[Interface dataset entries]
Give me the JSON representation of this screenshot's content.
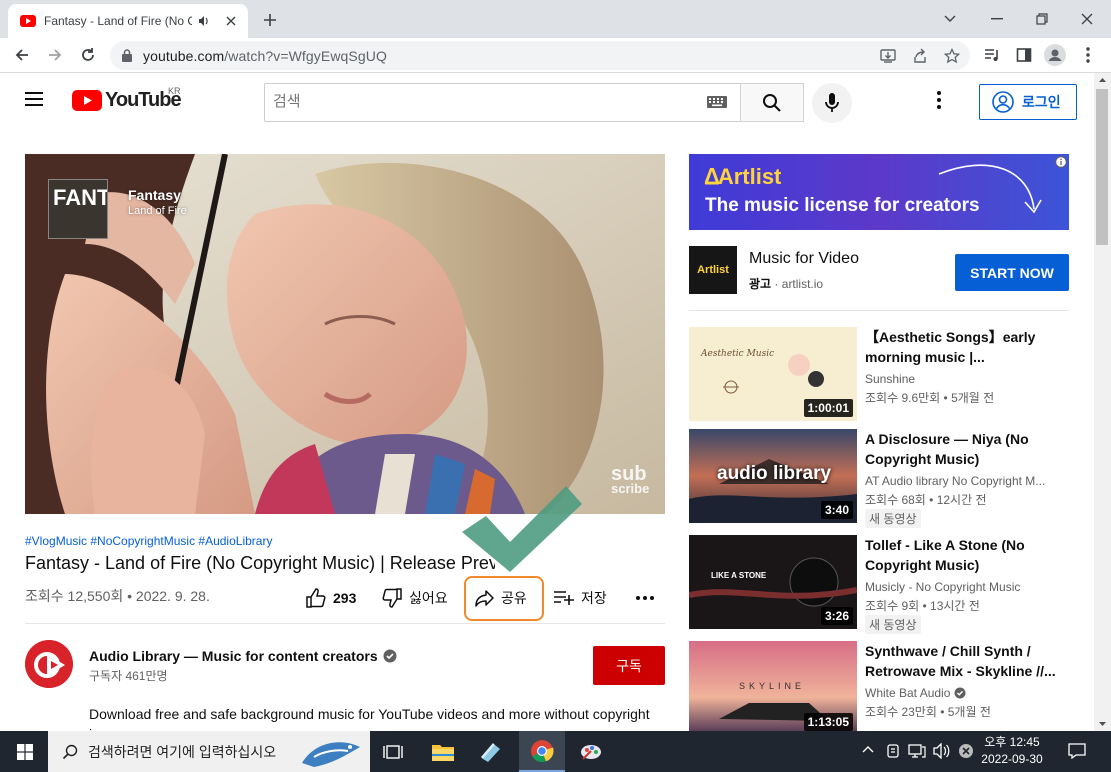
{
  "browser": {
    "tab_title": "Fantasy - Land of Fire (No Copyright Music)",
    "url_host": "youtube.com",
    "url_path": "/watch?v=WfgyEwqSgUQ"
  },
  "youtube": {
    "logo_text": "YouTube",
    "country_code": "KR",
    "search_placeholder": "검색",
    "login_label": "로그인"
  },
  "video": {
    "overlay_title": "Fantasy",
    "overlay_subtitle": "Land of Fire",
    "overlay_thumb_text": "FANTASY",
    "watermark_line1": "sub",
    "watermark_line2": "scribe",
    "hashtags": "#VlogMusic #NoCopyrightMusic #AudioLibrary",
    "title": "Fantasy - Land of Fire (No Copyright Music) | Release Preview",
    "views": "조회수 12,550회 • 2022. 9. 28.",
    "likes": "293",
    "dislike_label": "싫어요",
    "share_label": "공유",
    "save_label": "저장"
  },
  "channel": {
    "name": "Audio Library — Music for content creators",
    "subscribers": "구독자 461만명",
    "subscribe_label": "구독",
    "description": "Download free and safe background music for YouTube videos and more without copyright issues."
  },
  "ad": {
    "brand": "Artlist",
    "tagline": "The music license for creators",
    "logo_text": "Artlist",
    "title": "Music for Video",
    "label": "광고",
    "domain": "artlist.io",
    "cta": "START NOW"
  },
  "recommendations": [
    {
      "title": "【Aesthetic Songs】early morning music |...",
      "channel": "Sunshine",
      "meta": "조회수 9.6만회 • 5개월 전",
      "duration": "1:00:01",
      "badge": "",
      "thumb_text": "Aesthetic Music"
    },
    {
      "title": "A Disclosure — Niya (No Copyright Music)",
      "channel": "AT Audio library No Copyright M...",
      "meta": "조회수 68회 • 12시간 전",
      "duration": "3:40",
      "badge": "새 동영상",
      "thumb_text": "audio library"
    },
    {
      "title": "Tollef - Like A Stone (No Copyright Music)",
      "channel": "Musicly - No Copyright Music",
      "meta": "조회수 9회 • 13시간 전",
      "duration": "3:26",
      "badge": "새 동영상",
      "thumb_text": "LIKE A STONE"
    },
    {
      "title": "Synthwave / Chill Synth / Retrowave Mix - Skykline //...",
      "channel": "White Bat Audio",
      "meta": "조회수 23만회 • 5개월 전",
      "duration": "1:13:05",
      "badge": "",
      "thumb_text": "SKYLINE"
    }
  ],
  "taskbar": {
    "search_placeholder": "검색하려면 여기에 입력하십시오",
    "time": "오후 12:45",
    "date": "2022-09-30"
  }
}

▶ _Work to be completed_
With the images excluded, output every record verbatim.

▶ _Written answer_
Give me the JSON representation of this screenshot's content.
{
  "browser": {
    "tab_title": "Fantasy - Land of Fire (No Copyright Music)",
    "url_host": "youtube.com",
    "url_path": "/watch?v=WfgyEwqSgUQ"
  },
  "youtube": {
    "logo_text": "YouTube",
    "country_code": "KR",
    "search_placeholder": "검색",
    "login_label": "로그인"
  },
  "video": {
    "overlay_title": "Fantasy",
    "overlay_subtitle": "Land of Fire",
    "overlay_thumb_text": "FANTASY",
    "watermark_line1": "sub",
    "watermark_line2": "scribe",
    "hashtags": "#VlogMusic #NoCopyrightMusic #AudioLibrary",
    "title": "Fantasy - Land of Fire (No Copyright Music) | Release Preview",
    "views": "조회수 12,550회 • 2022. 9. 28.",
    "likes": "293",
    "dislike_label": "싫어요",
    "share_label": "공유",
    "save_label": "저장"
  },
  "channel": {
    "name": "Audio Library — Music for content creators",
    "subscribers": "구독자 461만명",
    "subscribe_label": "구독",
    "description": "Download free and safe background music for YouTube videos and more without copyright issues."
  },
  "ad": {
    "brand": "Artlist",
    "tagline": "The music license for creators",
    "logo_text": "Artlist",
    "title": "Music for Video",
    "label": "광고",
    "domain": "artlist.io",
    "cta": "START NOW"
  },
  "recommendations": [
    {
      "title": "【Aesthetic Songs】early morning music |...",
      "channel": "Sunshine",
      "meta": "조회수 9.6만회 • 5개월 전",
      "duration": "1:00:01",
      "badge": "",
      "thumb_text": "Aesthetic Music"
    },
    {
      "title": "A Disclosure — Niya (No Copyright Music)",
      "channel": "AT Audio library No Copyright M...",
      "meta": "조회수 68회 • 12시간 전",
      "duration": "3:40",
      "badge": "새 동영상",
      "thumb_text": "audio library"
    },
    {
      "title": "Tollef - Like A Stone (No Copyright Music)",
      "channel": "Musicly - No Copyright Music",
      "meta": "조회수 9회 • 13시간 전",
      "duration": "3:26",
      "badge": "새 동영상",
      "thumb_text": "LIKE A STONE"
    },
    {
      "title": "Synthwave / Chill Synth / Retrowave Mix - Skykline //...",
      "channel": "White Bat Audio",
      "meta": "조회수 23만회 • 5개월 전",
      "duration": "1:13:05",
      "badge": "",
      "thumb_text": "SKYLINE"
    }
  ],
  "taskbar": {
    "search_placeholder": "검색하려면 여기에 입력하십시오",
    "time": "오후 12:45",
    "date": "2022-09-30"
  }
}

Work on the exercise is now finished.